Most vice-presidents; and administration departments; don't understand the importance of war-rooms though. At-least they do not understand it enough to push the idea and get it implemented in their organizations.

If  you do not have a formal 'war-room' you are missing out on the opportunity to let people 'fight' over their ideas and let their ideas battle their way into existence. The very fact that you cannot invest enough into a room of this sort; speaks volumes about your lack of commitment to innovation or it just says --- I-do-not-care out loud.

Fun Room

At Multiplitaxion Inc, it took us months to move to a small game room. All we spent on the 'games' was on cheap dart games and a couple of other indoor games which ended up costing us --- peanuts.

Even with our highly traditional ideas of 'fun' and how much an organization should spend or budget for it; the impact of this small 'fun-room' with cheap indoor games was hugely positive.

People from multiple teams that would hardly have any business to do with each other started flocking together.

Within the first few weeks of the little experiment; Multiplitaxion Inc; saw a major positive outcomes as far as the overall work environment was concerned.

I personally; was fully convinced that an organization which cannot invest a little-bit in 'fun' cannot innovate.

Even till date; I continue to convinced about the importance of having a dedicated 'fun-room' in the organization.

Silence Room

If you cannot have offices for every developer and noisy work environments are what you are stuck with; the least you can do for the sake of some basic innovation; is provide you builders with a silence room within the organization where people who want to 'work together' or involve themselves in 'chit-chat' are strictly not welcome.

Start with a conference room that you might have.

Anyone who wants to focus on something and is sick of the chit-chat can move to this room for a few hours a day.

The rules for this room should be simple --- you shut up and work.

No talking. No discussion. Period.

Use this room as a place where your builders can come when they want to get in the flow without getting disturbed.

If you are doing this right; chances are; that when you do not find your builders in their noisy cubicles; you will know exactly where to find them.

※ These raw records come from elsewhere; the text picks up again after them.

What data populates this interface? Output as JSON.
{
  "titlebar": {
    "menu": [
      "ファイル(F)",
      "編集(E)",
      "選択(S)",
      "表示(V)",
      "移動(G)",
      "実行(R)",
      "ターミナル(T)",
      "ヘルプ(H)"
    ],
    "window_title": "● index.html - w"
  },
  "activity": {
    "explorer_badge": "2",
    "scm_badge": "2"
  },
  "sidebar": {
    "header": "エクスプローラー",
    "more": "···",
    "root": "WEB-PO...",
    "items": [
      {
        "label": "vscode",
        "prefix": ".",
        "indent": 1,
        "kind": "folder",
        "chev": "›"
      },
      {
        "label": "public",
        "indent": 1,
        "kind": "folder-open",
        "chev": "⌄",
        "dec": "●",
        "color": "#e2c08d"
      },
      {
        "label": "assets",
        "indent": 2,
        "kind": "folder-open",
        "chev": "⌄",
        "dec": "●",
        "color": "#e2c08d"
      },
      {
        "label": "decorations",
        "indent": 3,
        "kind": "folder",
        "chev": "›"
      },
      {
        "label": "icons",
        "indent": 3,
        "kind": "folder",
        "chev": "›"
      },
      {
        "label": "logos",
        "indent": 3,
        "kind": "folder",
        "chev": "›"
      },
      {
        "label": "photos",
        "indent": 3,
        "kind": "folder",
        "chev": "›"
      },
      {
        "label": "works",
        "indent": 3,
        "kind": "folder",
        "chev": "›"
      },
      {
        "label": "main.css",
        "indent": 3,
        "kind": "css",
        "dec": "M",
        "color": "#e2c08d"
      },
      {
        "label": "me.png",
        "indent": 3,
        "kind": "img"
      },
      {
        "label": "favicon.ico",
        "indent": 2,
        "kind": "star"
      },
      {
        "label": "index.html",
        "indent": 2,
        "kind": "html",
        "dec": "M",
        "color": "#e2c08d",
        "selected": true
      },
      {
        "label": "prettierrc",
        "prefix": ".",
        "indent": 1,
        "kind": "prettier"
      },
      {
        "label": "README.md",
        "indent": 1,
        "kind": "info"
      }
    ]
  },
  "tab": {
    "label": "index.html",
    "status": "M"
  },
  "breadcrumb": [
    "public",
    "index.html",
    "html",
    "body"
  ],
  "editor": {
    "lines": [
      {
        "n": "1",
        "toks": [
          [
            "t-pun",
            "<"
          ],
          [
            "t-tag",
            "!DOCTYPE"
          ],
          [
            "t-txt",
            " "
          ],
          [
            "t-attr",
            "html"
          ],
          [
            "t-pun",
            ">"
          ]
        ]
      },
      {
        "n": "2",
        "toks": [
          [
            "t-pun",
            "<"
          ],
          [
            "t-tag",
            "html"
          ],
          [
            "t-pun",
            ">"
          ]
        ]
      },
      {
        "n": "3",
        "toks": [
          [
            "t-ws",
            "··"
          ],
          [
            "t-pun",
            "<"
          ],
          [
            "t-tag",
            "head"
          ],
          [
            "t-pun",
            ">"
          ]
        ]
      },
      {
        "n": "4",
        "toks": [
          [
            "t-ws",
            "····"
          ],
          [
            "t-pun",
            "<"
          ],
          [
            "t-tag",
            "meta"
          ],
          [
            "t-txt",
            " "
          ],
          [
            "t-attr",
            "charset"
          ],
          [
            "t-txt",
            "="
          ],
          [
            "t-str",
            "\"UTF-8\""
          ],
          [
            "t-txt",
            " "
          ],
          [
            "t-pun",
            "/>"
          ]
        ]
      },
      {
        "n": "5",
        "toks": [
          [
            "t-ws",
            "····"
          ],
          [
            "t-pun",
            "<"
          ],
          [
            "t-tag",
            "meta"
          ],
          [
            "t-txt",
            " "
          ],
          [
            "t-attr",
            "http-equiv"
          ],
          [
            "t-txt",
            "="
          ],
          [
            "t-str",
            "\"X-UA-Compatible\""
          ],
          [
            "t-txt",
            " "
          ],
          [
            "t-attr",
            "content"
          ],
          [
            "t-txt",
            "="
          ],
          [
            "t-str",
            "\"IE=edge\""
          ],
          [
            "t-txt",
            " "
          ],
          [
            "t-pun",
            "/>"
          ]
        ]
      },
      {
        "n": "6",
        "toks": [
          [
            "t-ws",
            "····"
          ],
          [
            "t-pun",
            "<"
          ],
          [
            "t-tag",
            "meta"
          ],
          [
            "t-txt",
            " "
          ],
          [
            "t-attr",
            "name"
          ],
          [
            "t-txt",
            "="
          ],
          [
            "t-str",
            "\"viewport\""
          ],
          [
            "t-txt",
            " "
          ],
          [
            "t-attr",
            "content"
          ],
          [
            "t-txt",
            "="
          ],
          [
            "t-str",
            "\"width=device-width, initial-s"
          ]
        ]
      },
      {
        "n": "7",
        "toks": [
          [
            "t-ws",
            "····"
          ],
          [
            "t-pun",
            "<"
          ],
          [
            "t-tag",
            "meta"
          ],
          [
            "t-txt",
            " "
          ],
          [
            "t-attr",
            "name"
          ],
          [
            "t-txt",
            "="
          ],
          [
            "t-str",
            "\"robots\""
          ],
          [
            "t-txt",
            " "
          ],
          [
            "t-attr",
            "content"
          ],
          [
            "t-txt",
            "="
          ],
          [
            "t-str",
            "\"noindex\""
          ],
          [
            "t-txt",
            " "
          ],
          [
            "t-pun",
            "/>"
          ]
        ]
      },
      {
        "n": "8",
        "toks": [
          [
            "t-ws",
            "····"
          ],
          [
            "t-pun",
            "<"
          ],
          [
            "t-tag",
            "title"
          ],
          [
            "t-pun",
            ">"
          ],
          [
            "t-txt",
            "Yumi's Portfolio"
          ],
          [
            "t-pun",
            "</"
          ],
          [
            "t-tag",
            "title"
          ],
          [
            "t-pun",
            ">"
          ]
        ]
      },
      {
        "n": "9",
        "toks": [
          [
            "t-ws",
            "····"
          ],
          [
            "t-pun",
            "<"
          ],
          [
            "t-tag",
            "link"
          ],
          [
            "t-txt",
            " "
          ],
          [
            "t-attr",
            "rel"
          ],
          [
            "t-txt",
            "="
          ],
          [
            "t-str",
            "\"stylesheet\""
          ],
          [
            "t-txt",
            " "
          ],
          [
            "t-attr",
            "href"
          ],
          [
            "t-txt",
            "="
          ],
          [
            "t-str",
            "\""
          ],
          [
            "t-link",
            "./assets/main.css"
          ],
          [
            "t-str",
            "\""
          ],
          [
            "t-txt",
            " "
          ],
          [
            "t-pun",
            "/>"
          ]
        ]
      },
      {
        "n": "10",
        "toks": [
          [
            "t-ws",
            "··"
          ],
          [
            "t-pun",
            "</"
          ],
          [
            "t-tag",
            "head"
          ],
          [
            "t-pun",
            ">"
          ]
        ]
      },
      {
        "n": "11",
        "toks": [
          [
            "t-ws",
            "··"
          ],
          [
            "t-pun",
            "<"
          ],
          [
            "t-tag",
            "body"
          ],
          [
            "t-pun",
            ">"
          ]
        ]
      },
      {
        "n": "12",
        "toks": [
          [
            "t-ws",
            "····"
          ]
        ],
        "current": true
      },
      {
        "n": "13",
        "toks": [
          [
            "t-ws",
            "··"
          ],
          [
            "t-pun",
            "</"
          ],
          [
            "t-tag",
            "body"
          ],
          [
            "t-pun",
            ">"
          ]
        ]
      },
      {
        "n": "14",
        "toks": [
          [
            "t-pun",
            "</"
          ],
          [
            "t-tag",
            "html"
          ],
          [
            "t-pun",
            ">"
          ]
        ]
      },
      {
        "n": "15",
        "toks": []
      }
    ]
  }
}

They will be in one of these rooms; doing what they do best --- which is to exchange ideas; think; innovate; build stuff and above all; have fun doing all of that.

I do not care what you call these rooms; but if your organization does not even have motivation or dedication to start with three of these rooms to improve the overall work environment; to begin with; chances are that your organization is an army of traditional development sheep; being herd on its way to risky mediocrity; and you are left with only two options --- You can Change Your Organization or Change Your Organization.

Does your organization have one or more of these rooms or at-least an environment that gets you what these three rooms are supposed to get you?

Have these rooms come about from the conscious effort of your organization or have your builders created their own unspoken hideouts to get their work done?

Does your organization play a role is providing all the support at create genuinely remarkable work and play environments or does it just make things worse for its builders by not caring; dear reader?

Discuss.

Note: This article is a part of a Work In Progress Book. To Read connected articles read the Builders At Work category of this blog.